Without a unique, universal name in the memory of Polyphemus, no other operations (in our case finding and eating the legendary king of Ithaca) could be performed. Systems would not be able to talk to each other or they will be talking about one and the same thing, using different names
The above scenario is exactly what happens when systems use proprietary IDs when naming things. An idea worth revisiting, especially if at a certain point they will be part of a data integration plan.
Polyphemus’s failure to name Odysseus teaches us something seemingly simple: If you can name a thing, you can talk about it. And that simple idea is a sound basis for naming resources with a URI as part of the Linked Data paradigm. Without a proper (read universal and unique) naming scheme, managing identity is terribly hard. Integrating data across diverse systems, today’s world golden fleece, even more so.
Practical systems need to access and mix objects which are part of different existing and proposed systems. Therefore, the concept of the universal set of all objects, and hence the universal set of names and addresses, in all namespaces, becomes important. This allows names in different spaces to be treated in a common way, even though names in different spaces have differing characteristics, as do the objects to which they refer.
Technically, a URI is a string of characters used to unambiguously identify a data object. As we saw, such data object can be any resource – from a column in a CVS table, to an event all the way to the location of a beacon on a store.
On the Semantic Web and within a Linked Data powered system (such as GraphDB), every resource has a URI. A URI can be the good old URL we all know or some other kind of a unique identifier. Unlike URLs (Web links), however, URIs do not necessarily enable access to the resource they describe.
For example, the string http://www.johndoesite.com/aboutme.htm, if used as a URL, is expected to take us to a Web page of the site providing information about the site owner – the person John Doe. The same string however can simply identify that person on the Web irrespective of whether such a page exists or not. Thus URI schemes can be used not only for Web locations, but also for such diverse objects as telephone numbers, ISBN numbers and geographic locations.
There are different “schemes” such as FTP: URI, an ISBN: URI, an HTTP: URI. The HTTP URIs are the ones that tie data to the Web and are required for working with Linked Data. They use the hypertext transfer protocol and present a global agreement on how we refer to things on the Web, access, share and describe them and allows us to seamlessly link resources across systems. A benefit no enterprise can afford to overlook. [Dive deeper in The Benefits of URI Addressability!]
In an enterprise context, URIs (as a way of uniquely naming a thing in a standard manner so that a host of systems can refer to them and use and reuse them) can remove a lot of data integration hurdles.
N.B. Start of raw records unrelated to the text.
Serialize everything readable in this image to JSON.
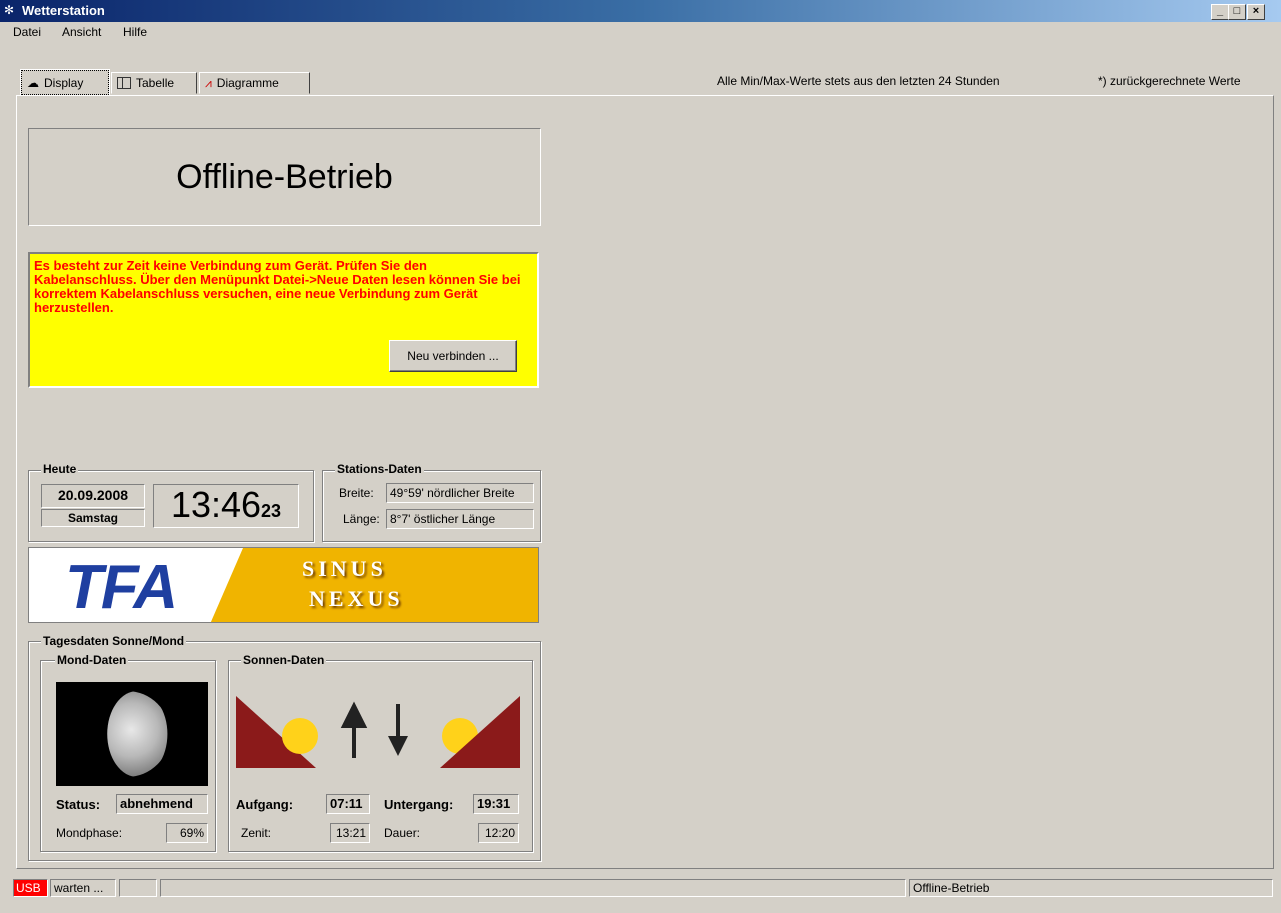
{
  "window": {
    "title": "Wetterstation",
    "title_icon": "paw-icon"
  },
  "menu": {
    "items": [
      "Datei",
      "Ansicht",
      "Hilfe"
    ]
  },
  "tabs": [
    {
      "label": "Display",
      "icon": "display-icon",
      "active": true
    },
    {
      "label": "Tabelle",
      "icon": "table-icon",
      "active": false
    },
    {
      "label": "Diagramme",
      "icon": "chart-icon",
      "active": false
    }
  ],
  "info": {
    "minmax_note": "Alle Min/Max-Werte stets aus den letzten 24 Stunden",
    "calc_note": "*) zurückgerechnete Werte"
  },
  "status_banner": "Offline-Betrieb",
  "warning": {
    "text": "Es besteht zur Zeit keine Verbindung zum Gerät. Prüfen Sie den Kabelanschluss. Über den Menüpunkt Datei->Neue Daten lesen können Sie bei korrektem Kabelanschluss versuchen, eine neue Verbindung zum Gerät herzustellen.",
    "button": "Neu verbinden ...",
    "bg_color": "#ffff00",
    "text_color": "#ff0000"
  },
  "today": {
    "label": "Heute",
    "date": "20.09.2008",
    "weekday": "Samstag",
    "time": "13:46",
    "seconds": "23"
  },
  "station": {
    "label": "Stations-Daten",
    "lat_label": "Breite:",
    "lat_value": "49°59' nördlicher Breite",
    "lon_label": "Länge:",
    "lon_value": "8°7' östlicher Länge"
  },
  "banner": {
    "logo": "TFA",
    "line1": "SINUS",
    "line2": "NEXUS",
    "bg_color": "#f0b400"
  },
  "sunmoon": {
    "label": "Tagesdaten Sonne/Mond",
    "moon": {
      "label": "Mond-Daten",
      "status_label": "Status:",
      "status_value": "abnehmend",
      "phase_label": "Mondphase:",
      "phase_value": "69%"
    },
    "sun": {
      "label": "Sonnen-Daten",
      "rise_label": "Aufgang:",
      "rise_value": "07:11",
      "set_label": "Untergang:",
      "set_value": "19:31",
      "zenith_label": "Zenit:",
      "zenith_value": "13:21",
      "duration_label": "Dauer:",
      "duration_value": "12:20"
    }
  },
  "statusbar": {
    "usb": "USB",
    "state": "warten ...",
    "mode": "Offline-Betrieb"
  }
}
Click To Tweet Using a set of universal conventions to refer to any resource – within the enterprise databases or outside them – is beneficial for:
All the benefits of course come at a cost, which more or less comes down to several challenges:
The reason we need a URI in the world of data-driven everything is one: data integration. And data integration, as complex as it might sometimes prove), starts with a simple concept: naming in a standard way, which allows machines to interoperate with data and its meaning across systems.
Arguably not all companies and applications need to bother with URIs. But those who are considerate about the the future of their knowledge and its interconnectedness, should be aware of the power a universal way of referring to data pieces brings to the well-integrated enterprise knowledge graph.
Interested in removing the Mr. Nobody entities in your database?